To be successful on the merits, Whitmill needed to demonstrate he had a valid copyright and the Defendant copied the protected work. See Plaintiff’s Memorandum in Support of his Motion for Preliminary Injunction, p 5, citing, Rottlund Co. v Pinnacle Corp., 452 F. 3d 726 (8th Cir. 2006).  Based on the facts set forth in the Plaintiff’s Memorandum, Whitmill demonstrated both a copyright and an unauthorized copy.  Plaintiff’s Memo, p 5-7. However, according to the Memorandum in Opposition to Plaintiff’s Motion for Preliminary Injunction, seen here, “[t]here are no reported cases addressing the copyrightability of tattoos.” (Memo in Opposition, p. 12).  Regardless, the Judge found a copyright, stating:

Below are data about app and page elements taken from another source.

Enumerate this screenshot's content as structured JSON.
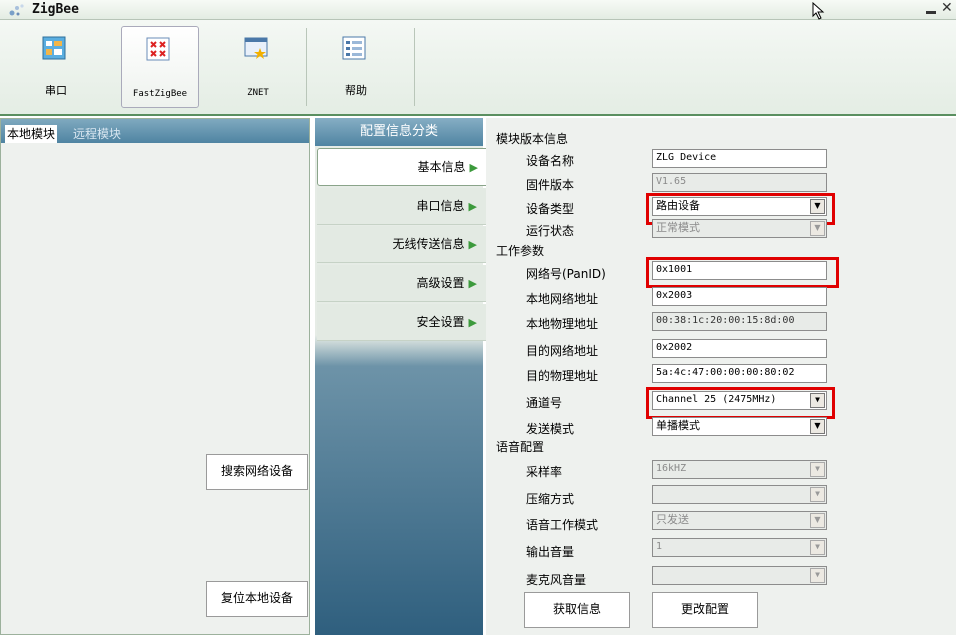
{
  "window": {
    "title": "ZigBee"
  },
  "toolbar": {
    "items": [
      {
        "label": "串口",
        "icon": "serial-port-icon"
      },
      {
        "label": "FastZigBee",
        "icon": "fastzigbee-icon"
      },
      {
        "label": "ZNET",
        "icon": "znet-icon"
      },
      {
        "label": "帮助",
        "icon": "help-icon"
      }
    ]
  },
  "left": {
    "tabs": [
      "本地模块",
      "远程模块"
    ],
    "search_button": "搜索网络设备",
    "reset_button": "复位本地设备"
  },
  "middle": {
    "header": "配置信息分类",
    "items": [
      "基本信息",
      "串口信息",
      "无线传送信息",
      "高级设置",
      "安全设置"
    ]
  },
  "right": {
    "sections": {
      "version": "模块版本信息",
      "work": "工作参数",
      "voice": "语音配置"
    },
    "fields": {
      "device_name": {
        "label": "设备名称",
        "value": "ZLG Device"
      },
      "firmware": {
        "label": "固件版本",
        "value": "V1.65"
      },
      "device_type": {
        "label": "设备类型",
        "value": "路由设备"
      },
      "run_state": {
        "label": "运行状态",
        "value": "正常模式"
      },
      "pan_id": {
        "label": "网络号(PanID)",
        "value": "0x1001"
      },
      "local_net_addr": {
        "label": "本地网络地址",
        "value": "0x2003"
      },
      "local_phys_addr": {
        "label": "本地物理地址",
        "value": "00:38:1c:20:00:15:8d:00"
      },
      "dest_net_addr": {
        "label": "目的网络地址",
        "value": "0x2002"
      },
      "dest_phys_addr": {
        "label": "目的物理地址",
        "value": "5a:4c:47:00:00:00:80:02"
      },
      "channel": {
        "label": "通道号",
        "value": "Channel 25 (2475MHz)"
      },
      "send_mode": {
        "label": "发送模式",
        "value": "单播模式"
      },
      "sample_rate": {
        "label": "采样率",
        "value": "16kHZ"
      },
      "compression": {
        "label": "压缩方式",
        "value": ""
      },
      "voice_mode": {
        "label": "语音工作模式",
        "value": "只发送"
      },
      "output_volume": {
        "label": "输出音量",
        "value": "1"
      },
      "mic_volume": {
        "label": "麦克风音量",
        "value": ""
      }
    },
    "get_button": "获取信息",
    "change_button": "更改配置"
  },
  "colors": {
    "accent_green": "#5a8f60",
    "panel_blue": "#4f84a2",
    "highlight_red": "#e00000"
  }
}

Of course tattoos can be copyrighted. I don’t think there is any reasonable dispute about that. They are not copyrighting Mr. Tyson’s face, or restricting Mr. Tyson’s use of his own face, as the defendant argues, or saying that someone who has a tattoo can’t remove the tattoo or change it, but the tattoo itself and the design itself can be copyrighted, and I think it’s entirely consistent with the copyright law.

NY Times, quoting Judge Perry.

The Defendant, in its Memorandum, offered several defenses to Whitmill’s copyright infringement claim. (Memo in Opposition, pp. 18-19).  The Defendant argued that displaying Tyson’s tattoo on a character in the film constituted Fair Use: 

[T]he fair use of a copyrighted work…for purposes such as criticism, comment…is not an infringement of copyright. In determining whether the use made of a work in any particular case is a fair use the factors to be considered shall include — 

(1) the purpose and character of the use, including whether such use is of a commercial nature or is for nonprofit educational purposes;

(2) the nature of the copyrighted work;

(3) the amount and substantiality of the portion used in relation to the copyrighted work as a whole; and

(4) the effect of the use upon the potential market for or value of the copyrighted work.

17 U.S.C. § 107.

Judge Perry rejected the Fair Use argument, stating, “This use of the tattoo did not comment on the artist’s work or have any critical bearing on the original composition. There was no change to this tattoo or any parody of the tattoo itself. Any other facial tattoo would have worked as well to serve the plot device.” NY Times.

The next factor, irreparable harm, is presumed if movant has established the likelihood of success on the merits in a copyright infringement case according to Plaintiff’s Memorandum which cites West Pub. Co. v. Mead Data Central, Inc., 799 F.2d 1219, 1229 (8th Cir. 1986); DF Inst. Inc. v. Marketshare EDS, 84 USPQ 2d 1206, 1212 (D. Minn. 2007).  (Plaintiff’s Memo, page 8).  Based upon the Judge’s statements that a copyright exists and the Defendant infringed upon it, supra, irreparable harm was presumed in this case.

Although Whitmill showed a likelihood of success on the merits and irreparable harm, the balance of harms and public interest tipped too sharply in favor of the Defendant. The Defendant and its partners had invested hundreds of millions of dollars into producing, marketing and distributing the film.  An injunction preventing the opening would have cost the Defendant millions in box office revenues over the Memorial Day weekend.  Additionally, the Defendant argued that a substantial likelihood existed that a delay in the release of the film would create a black market of pirated DVDs based upon the prints that already had been shipped to theaters around the country. (Memo in Opposition, pp. 36-40).

Judge Perry agreed with the Defendant:

The public interest does favor protecting the thousands of other business people in the country as well as Warner Brothers, and not causing those nonparties to lose money, and I think it would be significant, and I think it would be disruptive. I think that tilts the public interest in favor of Warner Brothers on this because all over the country people would be losing money if I were to enjoin this movie.

NY Times.

The Hangover II was released in theaters as scheduled.  It reportedly grossed $86 million over the weekend and $137 million since its release breaking previous box-office records for an R-rated comedy. LA Times.